Key Additions: Eric Staal, Chris Stewart
Key Loss: Thomas Vanek
After a somewhat tumultuous season, the Minnesota Wild start fresh with a new coach. Bruce Boudreau goes to his third NHL team, and usually wherever he goes, success comes with him – regular-season success, that is. During his time in Anaheim, he led the Ducks to four straight Pacific Division titles. He earned that success because that team was built in the same way the team he coached prior, the Washington Capitals, was buikt. The Wild aren’t built in that same manner, but in a highly-competitive division like the Central, play like that could be encouraged to survive. Also, the Wild got some help on offense with the addition of Eric Staal. The big question is: is this the same Eric Staal that made a name himself in Carolina, or is this the Eric Staal that struggled as a rental player with the New York Rangers?
Key Additions: P.K. Subban, Matt Carle
Key Losses: Carter Hutton
Sometimes, it takes one move to put you over the top. When the Predators traded Shea Weber for P.K. Subban, they got a playmaking defenseman that’s fit for the Western Conference. And after a playoff run in which they beat the Anaheim Ducks in Seven Games, and pushed the San Jose Sharks to the brink, it’s safe to say the Preds have taken a HUGE step in becoming a Central Division top-three team.
St. Louis Blues
Key Additions: David Perron, Landon Ferraro
Key Losses: David Backes, Troy Brouwer, Brian Elliott
Last season’s playoff run was the first time the Blues appeared in the Western Conference Final for the first time since 2001. However, this season – their 50th – is a season unlike any other. They are hosting a Winter Classic.
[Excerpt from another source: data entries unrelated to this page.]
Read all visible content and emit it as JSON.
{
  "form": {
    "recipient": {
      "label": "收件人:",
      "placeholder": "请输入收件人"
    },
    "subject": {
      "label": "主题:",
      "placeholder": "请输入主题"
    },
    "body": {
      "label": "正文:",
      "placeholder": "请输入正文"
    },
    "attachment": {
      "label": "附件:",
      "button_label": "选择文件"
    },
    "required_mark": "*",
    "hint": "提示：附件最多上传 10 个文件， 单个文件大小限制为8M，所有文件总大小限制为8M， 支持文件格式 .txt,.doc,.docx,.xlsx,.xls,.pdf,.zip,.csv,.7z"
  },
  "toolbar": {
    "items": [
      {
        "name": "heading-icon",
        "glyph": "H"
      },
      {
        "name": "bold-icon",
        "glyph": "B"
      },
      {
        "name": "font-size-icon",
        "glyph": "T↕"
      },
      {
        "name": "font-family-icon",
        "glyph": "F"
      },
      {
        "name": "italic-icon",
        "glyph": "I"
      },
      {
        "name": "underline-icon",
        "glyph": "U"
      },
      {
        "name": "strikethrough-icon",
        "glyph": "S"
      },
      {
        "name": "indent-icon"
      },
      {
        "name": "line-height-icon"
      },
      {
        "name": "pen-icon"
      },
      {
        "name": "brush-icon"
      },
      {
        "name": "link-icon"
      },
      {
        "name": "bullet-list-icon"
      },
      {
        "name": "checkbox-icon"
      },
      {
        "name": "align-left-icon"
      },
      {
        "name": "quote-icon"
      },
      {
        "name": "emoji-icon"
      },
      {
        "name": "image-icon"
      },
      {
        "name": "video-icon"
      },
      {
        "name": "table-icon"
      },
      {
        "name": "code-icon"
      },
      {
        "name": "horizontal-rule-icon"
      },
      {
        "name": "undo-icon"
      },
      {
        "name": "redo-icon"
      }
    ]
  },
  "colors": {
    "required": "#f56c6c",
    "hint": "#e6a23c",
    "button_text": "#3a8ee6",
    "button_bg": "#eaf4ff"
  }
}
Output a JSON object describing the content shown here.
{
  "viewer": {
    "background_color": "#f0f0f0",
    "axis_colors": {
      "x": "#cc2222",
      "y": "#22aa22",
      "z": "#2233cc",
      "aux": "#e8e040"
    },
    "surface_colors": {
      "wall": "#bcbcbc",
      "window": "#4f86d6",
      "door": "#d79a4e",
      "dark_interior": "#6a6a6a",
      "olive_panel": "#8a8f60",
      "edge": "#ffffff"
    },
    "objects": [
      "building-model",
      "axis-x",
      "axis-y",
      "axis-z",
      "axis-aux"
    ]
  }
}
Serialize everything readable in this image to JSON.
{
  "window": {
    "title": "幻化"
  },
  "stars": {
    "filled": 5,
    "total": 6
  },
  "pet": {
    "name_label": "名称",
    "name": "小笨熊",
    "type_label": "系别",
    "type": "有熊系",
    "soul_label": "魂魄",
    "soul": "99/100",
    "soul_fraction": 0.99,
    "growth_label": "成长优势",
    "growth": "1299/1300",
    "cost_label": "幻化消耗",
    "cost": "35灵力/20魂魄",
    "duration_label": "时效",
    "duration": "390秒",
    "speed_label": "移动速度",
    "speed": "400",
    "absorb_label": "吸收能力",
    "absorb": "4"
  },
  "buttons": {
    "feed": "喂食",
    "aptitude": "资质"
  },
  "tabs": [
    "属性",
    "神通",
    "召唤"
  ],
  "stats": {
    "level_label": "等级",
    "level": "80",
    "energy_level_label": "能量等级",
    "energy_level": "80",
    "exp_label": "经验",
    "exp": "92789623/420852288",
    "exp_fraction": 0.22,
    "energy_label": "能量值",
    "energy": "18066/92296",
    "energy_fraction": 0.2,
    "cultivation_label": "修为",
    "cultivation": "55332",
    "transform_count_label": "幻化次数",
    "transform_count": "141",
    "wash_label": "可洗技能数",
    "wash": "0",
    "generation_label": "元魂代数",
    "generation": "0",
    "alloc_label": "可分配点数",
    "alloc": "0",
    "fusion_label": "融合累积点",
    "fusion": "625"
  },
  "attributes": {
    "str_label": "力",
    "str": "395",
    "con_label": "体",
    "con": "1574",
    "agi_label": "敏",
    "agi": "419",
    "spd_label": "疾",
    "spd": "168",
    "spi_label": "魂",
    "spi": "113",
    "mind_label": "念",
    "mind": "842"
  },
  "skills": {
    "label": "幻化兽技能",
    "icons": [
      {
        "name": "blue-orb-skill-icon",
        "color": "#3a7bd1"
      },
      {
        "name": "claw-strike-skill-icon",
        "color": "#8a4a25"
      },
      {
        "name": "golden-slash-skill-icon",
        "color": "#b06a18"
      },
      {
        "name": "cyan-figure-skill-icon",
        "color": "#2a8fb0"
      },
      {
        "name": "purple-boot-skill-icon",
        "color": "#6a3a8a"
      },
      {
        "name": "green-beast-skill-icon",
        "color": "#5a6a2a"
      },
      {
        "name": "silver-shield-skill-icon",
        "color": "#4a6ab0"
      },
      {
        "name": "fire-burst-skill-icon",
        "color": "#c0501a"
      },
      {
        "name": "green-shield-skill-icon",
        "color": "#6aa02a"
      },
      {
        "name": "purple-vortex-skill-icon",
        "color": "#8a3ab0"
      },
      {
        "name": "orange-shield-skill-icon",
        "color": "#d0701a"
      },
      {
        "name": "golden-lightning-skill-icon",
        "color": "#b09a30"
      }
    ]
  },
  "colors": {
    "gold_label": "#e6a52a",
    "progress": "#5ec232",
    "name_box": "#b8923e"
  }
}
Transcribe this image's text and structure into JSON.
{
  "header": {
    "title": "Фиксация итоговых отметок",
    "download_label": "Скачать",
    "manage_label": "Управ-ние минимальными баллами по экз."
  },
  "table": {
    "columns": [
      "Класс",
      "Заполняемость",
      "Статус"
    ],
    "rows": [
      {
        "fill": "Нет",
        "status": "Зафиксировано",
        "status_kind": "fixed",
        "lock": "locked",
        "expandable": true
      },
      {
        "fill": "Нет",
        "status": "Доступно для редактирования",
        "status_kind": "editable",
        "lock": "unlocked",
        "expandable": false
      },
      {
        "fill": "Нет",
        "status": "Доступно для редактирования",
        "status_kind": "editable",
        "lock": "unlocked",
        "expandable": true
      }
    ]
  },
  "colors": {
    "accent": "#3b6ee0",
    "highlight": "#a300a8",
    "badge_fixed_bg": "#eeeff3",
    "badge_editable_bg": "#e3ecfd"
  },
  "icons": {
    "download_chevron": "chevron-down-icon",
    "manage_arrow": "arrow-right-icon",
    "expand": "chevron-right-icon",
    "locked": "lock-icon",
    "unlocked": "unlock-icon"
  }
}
It’s head coach Ken Hitchcock’s final season. and they are hoping that last season was absolutely no fluke. Despite the losses of David Backes, Troy Brouwer, and Brian Elliott, the Blues should STILL contend for top spot in the Central. The reasons are simple:
- Jake Allen should be ready as the Blues no. 1 goalie.
- Second-year players Colton Parayko and Robby Fabbri are gonna build off of their amazing rookie campaigns.
- Alex Pietrangelo is the perfect choice to be the Blues’ new captain.
- Good luck trying to stop Vladimir Tarasenko.
Prediction: Central Division Champions
Key Addition: Shawn Matthias
Key Losses: None
The Jets are in the middle of a transitional phase. Since Andrew Ladd left, the Jets are slowly building themselves back up again, and one of those key cogs is 2016 first-round pick (second overall), Patrik Laine. Laine is a top-six sniper; a surefire top-line player. He could have the same impact that Teemu Selanne had 23 years ago with the original Jets. Also, with three goaltenders (Ondrej Pavelec, Michael Hutchinson, Connor Hellebuyck), the jets need to find a clear and concise no. 1 goaltender, and that is most likely going to be Hellebuyck.